The Whistleblower (Blu-ray) is a solid technical effort as well. The film mirrors its dark story with a similarly dark, gritty visual scheme that's well represented in this 2.35:1/1080p AVC-encoded high definition transfer. Detail is strong, though the high contrast cinematography means we lose a bit of detail in the shadows. Colors are muted but well saturated, and there is no significant digital manipulation or authoring problems. The 5.1 DTS-HD track does a similarly good job presenting the filmmakers' intentions. Dialogue is clean and clear from the front, while the surrounds are used mainly for ambient effects.
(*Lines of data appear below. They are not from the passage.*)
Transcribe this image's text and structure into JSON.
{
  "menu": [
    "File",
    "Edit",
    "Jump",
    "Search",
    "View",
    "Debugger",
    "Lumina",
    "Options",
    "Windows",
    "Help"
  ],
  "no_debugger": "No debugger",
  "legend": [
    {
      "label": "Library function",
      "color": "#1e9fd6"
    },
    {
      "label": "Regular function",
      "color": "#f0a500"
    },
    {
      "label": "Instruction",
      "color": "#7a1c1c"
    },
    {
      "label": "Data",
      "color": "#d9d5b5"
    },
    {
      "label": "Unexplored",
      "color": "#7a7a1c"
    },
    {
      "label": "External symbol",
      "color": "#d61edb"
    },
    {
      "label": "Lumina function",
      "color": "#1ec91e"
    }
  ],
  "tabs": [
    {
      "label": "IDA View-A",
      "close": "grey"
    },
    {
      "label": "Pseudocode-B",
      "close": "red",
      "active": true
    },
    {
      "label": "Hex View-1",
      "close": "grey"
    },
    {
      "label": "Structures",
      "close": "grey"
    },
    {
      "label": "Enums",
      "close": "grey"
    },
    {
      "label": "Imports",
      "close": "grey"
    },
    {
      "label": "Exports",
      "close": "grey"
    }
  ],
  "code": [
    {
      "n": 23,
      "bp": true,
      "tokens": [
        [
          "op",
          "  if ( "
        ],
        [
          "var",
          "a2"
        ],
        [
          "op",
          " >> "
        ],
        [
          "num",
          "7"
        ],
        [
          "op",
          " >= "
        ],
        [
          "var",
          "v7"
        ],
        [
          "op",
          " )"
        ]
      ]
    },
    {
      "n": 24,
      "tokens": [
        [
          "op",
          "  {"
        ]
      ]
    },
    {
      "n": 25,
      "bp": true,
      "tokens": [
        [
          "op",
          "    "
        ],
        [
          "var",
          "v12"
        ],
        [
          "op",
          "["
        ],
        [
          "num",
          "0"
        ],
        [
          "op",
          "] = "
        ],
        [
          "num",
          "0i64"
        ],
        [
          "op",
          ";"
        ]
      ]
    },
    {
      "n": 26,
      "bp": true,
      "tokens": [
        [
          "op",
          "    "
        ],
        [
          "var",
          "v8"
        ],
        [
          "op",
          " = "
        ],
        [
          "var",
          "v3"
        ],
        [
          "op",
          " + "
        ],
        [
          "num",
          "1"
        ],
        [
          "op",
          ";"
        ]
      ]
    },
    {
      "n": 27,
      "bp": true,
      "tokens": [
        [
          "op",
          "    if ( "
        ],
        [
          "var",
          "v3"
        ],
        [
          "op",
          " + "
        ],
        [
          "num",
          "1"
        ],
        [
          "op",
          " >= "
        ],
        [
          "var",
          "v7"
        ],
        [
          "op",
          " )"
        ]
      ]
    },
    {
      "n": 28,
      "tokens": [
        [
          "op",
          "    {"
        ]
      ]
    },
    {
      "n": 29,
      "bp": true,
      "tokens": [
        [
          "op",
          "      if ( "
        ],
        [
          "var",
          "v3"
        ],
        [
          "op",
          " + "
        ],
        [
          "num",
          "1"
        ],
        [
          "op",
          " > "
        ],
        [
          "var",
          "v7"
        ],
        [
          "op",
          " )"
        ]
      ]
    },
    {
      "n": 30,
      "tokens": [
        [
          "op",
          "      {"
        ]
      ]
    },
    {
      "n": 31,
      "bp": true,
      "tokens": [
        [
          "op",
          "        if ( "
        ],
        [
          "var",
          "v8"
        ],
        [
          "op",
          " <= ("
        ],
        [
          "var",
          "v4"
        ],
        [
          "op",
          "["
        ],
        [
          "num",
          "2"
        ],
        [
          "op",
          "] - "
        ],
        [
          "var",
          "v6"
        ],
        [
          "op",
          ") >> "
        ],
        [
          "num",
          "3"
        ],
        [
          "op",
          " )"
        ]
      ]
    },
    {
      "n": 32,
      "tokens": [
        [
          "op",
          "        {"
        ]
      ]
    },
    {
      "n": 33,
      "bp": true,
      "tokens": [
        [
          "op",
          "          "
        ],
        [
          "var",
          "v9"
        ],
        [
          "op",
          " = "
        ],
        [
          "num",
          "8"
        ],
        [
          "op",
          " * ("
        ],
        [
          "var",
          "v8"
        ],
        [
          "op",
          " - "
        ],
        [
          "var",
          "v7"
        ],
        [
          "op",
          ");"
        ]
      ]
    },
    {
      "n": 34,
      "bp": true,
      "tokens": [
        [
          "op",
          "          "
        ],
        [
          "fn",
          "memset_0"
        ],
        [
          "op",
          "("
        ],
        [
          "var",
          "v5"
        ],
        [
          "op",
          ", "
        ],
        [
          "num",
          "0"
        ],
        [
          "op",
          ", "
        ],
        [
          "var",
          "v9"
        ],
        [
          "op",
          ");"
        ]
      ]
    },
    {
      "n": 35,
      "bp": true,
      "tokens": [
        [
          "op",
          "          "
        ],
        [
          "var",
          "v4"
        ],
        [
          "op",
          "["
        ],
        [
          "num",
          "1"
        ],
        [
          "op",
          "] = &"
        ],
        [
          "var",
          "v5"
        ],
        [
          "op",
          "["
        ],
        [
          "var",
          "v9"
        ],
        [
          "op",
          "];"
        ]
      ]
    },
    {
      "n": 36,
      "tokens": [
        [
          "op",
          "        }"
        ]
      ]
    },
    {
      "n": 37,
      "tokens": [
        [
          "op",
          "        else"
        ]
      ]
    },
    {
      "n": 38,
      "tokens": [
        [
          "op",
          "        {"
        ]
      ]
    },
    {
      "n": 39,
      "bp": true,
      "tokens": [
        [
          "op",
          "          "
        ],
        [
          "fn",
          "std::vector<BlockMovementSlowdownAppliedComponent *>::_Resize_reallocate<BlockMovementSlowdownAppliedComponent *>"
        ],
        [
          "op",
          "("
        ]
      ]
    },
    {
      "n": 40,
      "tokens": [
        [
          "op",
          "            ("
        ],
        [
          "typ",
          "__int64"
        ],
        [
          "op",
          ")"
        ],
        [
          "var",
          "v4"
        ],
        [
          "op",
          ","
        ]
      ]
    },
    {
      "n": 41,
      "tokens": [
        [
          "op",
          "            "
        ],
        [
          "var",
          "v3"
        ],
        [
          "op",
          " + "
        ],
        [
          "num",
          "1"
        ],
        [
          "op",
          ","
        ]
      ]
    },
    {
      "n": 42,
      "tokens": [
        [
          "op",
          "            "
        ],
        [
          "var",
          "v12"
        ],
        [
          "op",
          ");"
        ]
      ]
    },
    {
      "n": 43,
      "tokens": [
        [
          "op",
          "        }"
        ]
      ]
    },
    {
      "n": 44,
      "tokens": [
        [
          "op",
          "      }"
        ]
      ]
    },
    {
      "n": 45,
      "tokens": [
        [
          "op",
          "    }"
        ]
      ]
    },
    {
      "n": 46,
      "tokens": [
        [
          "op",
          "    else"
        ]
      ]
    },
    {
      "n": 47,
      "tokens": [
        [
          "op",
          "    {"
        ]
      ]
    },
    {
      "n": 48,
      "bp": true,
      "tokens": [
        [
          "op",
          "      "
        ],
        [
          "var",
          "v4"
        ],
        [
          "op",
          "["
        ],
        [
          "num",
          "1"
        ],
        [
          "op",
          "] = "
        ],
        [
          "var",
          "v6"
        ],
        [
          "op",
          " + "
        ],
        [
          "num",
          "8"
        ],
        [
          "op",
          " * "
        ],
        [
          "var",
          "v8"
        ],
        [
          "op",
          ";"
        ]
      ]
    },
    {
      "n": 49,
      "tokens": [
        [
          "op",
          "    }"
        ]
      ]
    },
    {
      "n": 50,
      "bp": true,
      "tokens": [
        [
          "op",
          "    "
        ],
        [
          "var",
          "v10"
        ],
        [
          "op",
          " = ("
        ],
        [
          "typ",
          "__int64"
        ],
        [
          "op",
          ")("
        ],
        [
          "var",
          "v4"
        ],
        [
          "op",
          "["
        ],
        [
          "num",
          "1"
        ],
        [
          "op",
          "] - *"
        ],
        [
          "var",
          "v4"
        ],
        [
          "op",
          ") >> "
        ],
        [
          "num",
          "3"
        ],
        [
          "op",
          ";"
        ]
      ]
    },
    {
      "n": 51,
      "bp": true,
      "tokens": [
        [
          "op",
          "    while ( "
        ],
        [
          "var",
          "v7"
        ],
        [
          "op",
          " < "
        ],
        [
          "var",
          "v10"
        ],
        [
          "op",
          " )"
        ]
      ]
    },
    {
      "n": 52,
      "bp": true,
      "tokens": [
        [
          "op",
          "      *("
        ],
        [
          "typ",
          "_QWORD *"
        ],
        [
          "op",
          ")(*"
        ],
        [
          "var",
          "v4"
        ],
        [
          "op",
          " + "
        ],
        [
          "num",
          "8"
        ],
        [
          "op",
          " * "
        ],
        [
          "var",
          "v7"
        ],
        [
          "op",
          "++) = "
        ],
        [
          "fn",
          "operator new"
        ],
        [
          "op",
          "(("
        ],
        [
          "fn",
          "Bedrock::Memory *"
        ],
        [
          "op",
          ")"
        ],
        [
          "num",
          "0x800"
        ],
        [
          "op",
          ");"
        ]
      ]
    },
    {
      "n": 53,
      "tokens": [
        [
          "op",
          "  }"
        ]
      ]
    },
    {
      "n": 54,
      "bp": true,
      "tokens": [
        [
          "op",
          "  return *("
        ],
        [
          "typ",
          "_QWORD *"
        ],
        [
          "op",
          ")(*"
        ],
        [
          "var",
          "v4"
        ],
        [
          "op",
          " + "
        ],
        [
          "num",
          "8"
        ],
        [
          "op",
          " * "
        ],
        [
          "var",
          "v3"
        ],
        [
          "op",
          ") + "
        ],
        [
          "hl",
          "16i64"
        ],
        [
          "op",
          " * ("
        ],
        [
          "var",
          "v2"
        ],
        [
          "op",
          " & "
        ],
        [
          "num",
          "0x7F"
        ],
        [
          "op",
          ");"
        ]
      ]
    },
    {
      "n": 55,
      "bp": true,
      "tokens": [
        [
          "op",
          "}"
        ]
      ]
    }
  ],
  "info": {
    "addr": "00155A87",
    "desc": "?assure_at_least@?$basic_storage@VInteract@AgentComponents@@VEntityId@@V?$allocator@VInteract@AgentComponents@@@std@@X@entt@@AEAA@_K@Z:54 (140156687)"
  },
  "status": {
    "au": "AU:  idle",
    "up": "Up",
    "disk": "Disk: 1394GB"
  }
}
The film's overly ambitious score sounds clear across the soundscape.
Sadly, the disc's lone extra is a 6-minute featurette on "The Real Whistleblower" that introduces us briefly to Kathryn Bolkovac. It's pretty shallow, though it does give us some info on the story behind the film. However, considering how much passion Weisz must have put into the project (and the fact that it was co-writer/director Larysa Kondracki's first feature) there should be more here on the film's genesis and production: a commentary, a longer featurette, something. Even a PSA from some well-meaning group on the current dangers of prostitution and sex trafficking would have been appropriate. For a film this well-meaning to have so little on its subject feels a bit cheap.
The Whistleblower is an odd little film. It tackles a dark subject that is sure to be compelling to many viewers. However, it tackles this subject in the guise of a thriller. While that's not a bad idea on the face of it, the fact that it takes a full 30 minutes to get going does the film no favors. With that said, Rachel Weisz is simply magnificent, and viewers with any interest in her as an actor will not regret sitting through this film, even if it could have been better. Because of the lack of supplemental material, though, it's hard to recommend the disc for anything other than a rental.
Not perfect, but also not guilty.
Review content copyright © 2012 Gordon Sullivan; Site layout and review format copyright © 1998 - 2014 HipClick Designs LLC
Scales of Justice
* 2.35:1 Non-Anamorphic (1080p)
* DTS HD 5.1 Master Audio (English)
* English (SDH)
Running Time: 112 Minutes
Release Year: 2010
MPAA Rating: Rated R
* Official Site